About this task
Print the listing below word for word, but drop any pictures it contains.
--- Provided data Enclosed Below ---
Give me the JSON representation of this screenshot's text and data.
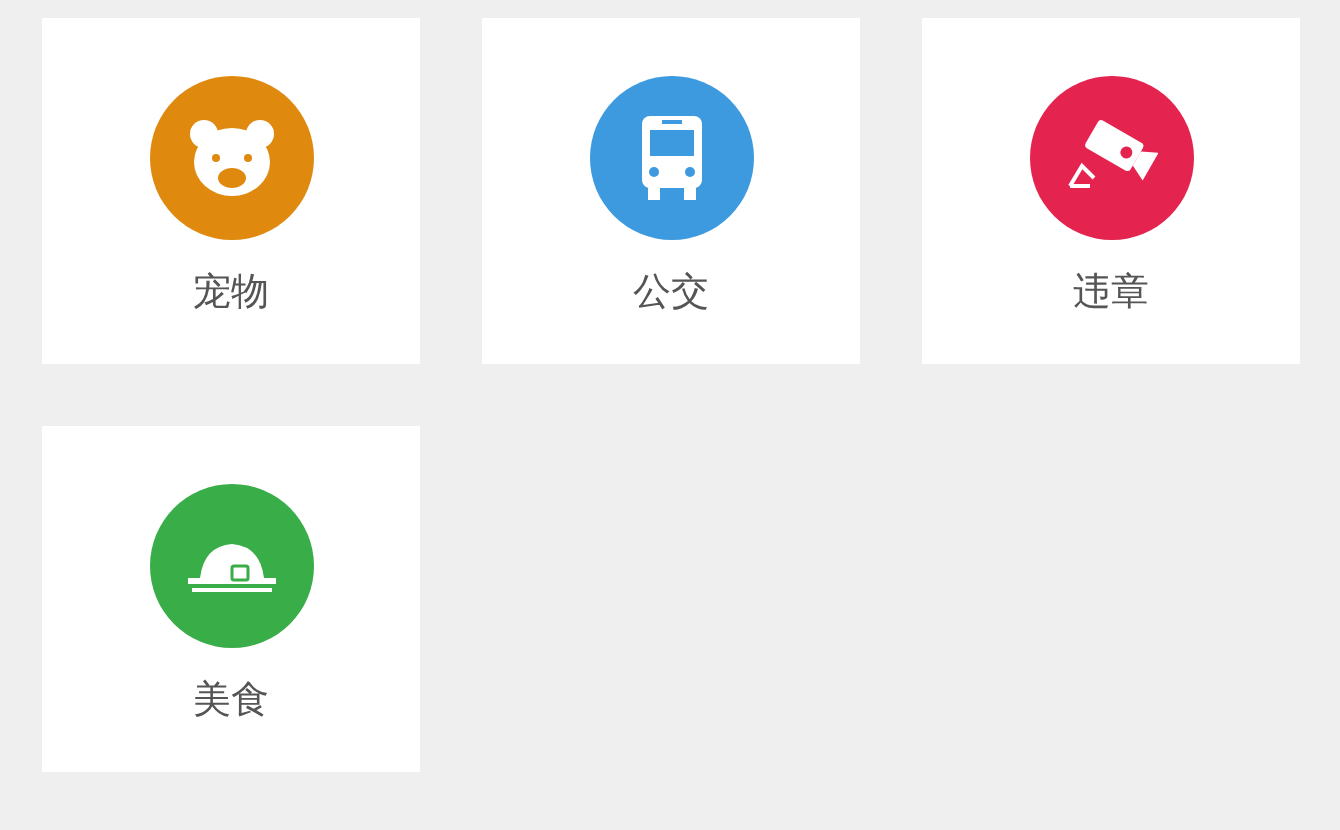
{
  "categories": [
    {
      "label": "宠物",
      "kind": "pet",
      "color": "#e0890f"
    },
    {
      "label": "公交",
      "kind": "bus",
      "color": "#3d9ade"
    },
    {
      "label": "违章",
      "kind": "camera",
      "color": "#e4234e"
    },
    {
      "label": "美食",
      "kind": "food",
      "color": "#39ad47"
    }
  ]
}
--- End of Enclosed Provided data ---
Result for this task
Give me the JSON representation of this screenshot's text and data.
{
  "categories": [
    {
      "label": "宠物",
      "kind": "pet",
      "color": "#e0890f"
    },
    {
      "label": "公交",
      "kind": "bus",
      "color": "#3d9ade"
    },
    {
      "label": "违章",
      "kind": "camera",
      "color": "#e4234e"
    },
    {
      "label": "美食",
      "kind": "food",
      "color": "#39ad47"
    }
  ]
}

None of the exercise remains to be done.